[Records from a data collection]
↓
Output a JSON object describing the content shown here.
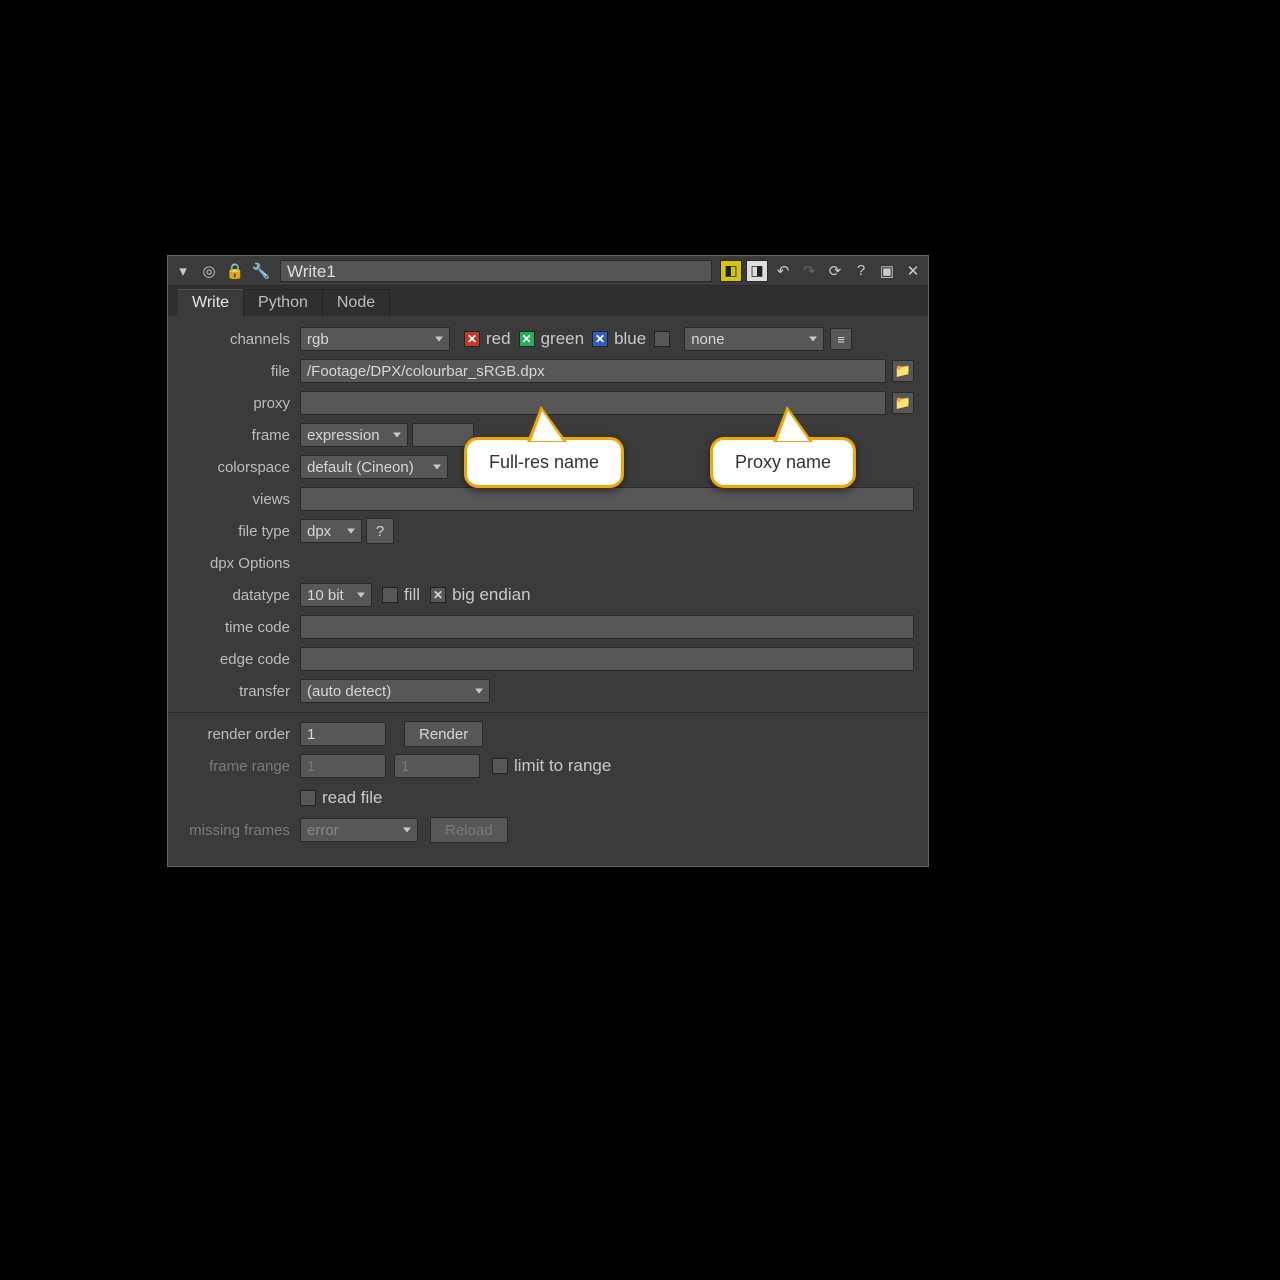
{
  "titlebar": {
    "node_name": "Write1"
  },
  "tabs": {
    "write": "Write",
    "python": "Python",
    "node": "Node"
  },
  "labels": {
    "channels": "channels",
    "file": "file",
    "proxy": "proxy",
    "frame": "frame",
    "colorspace": "colorspace",
    "views": "views",
    "file_type": "file type",
    "dpx_options": "dpx Options",
    "datatype": "datatype",
    "time_code": "time code",
    "edge_code": "edge code",
    "transfer": "transfer",
    "render_order": "render order",
    "frame_range": "frame range",
    "missing_frames": "missing frames",
    "red": "red",
    "green": "green",
    "blue": "blue",
    "fill": "fill",
    "big_endian": "big endian",
    "limit_to_range": "limit to range",
    "read_file": "read file"
  },
  "values": {
    "channels": "rgb",
    "channels_extra": "none",
    "file": "/Footage/DPX/colourbar_sRGB.dpx",
    "proxy": "",
    "frame": "expression",
    "colorspace": "default (Cineon)",
    "views": "",
    "file_type": "dpx",
    "help": "?",
    "datatype": "10 bit",
    "time_code": "",
    "edge_code": "",
    "transfer": "(auto detect)",
    "render_order": "1",
    "frame_range_start": "1",
    "frame_range_end": "1",
    "missing_frames": "error"
  },
  "buttons": {
    "render": "Render",
    "reload": "Reload"
  },
  "callouts": {
    "fullres": "Full-res name",
    "proxy": "Proxy name"
  }
}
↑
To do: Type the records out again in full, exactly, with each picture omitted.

Final answer:
Output a JSON object describing the content shown here.
{
  "titlebar": {
    "node_name": "Write1"
  },
  "tabs": {
    "write": "Write",
    "python": "Python",
    "node": "Node"
  },
  "labels": {
    "channels": "channels",
    "file": "file",
    "proxy": "proxy",
    "frame": "frame",
    "colorspace": "colorspace",
    "views": "views",
    "file_type": "file type",
    "dpx_options": "dpx Options",
    "datatype": "datatype",
    "time_code": "time code",
    "edge_code": "edge code",
    "transfer": "transfer",
    "render_order": "render order",
    "frame_range": "frame range",
    "missing_frames": "missing frames",
    "red": "red",
    "green": "green",
    "blue": "blue",
    "fill": "fill",
    "big_endian": "big endian",
    "limit_to_range": "limit to range",
    "read_file": "read file"
  },
  "values": {
    "channels": "rgb",
    "channels_extra": "none",
    "file": "/Footage/DPX/colourbar_sRGB.dpx",
    "proxy": "",
    "frame": "expression",
    "colorspace": "default (Cineon)",
    "views": "",
    "file_type": "dpx",
    "help": "?",
    "datatype": "10 bit",
    "time_code": "",
    "edge_code": "",
    "transfer": "(auto detect)",
    "render_order": "1",
    "frame_range_start": "1",
    "frame_range_end": "1",
    "missing_frames": "error"
  },
  "buttons": {
    "render": "Render",
    "reload": "Reload"
  },
  "callouts": {
    "fullres": "Full-res name",
    "proxy": "Proxy name"
  }
}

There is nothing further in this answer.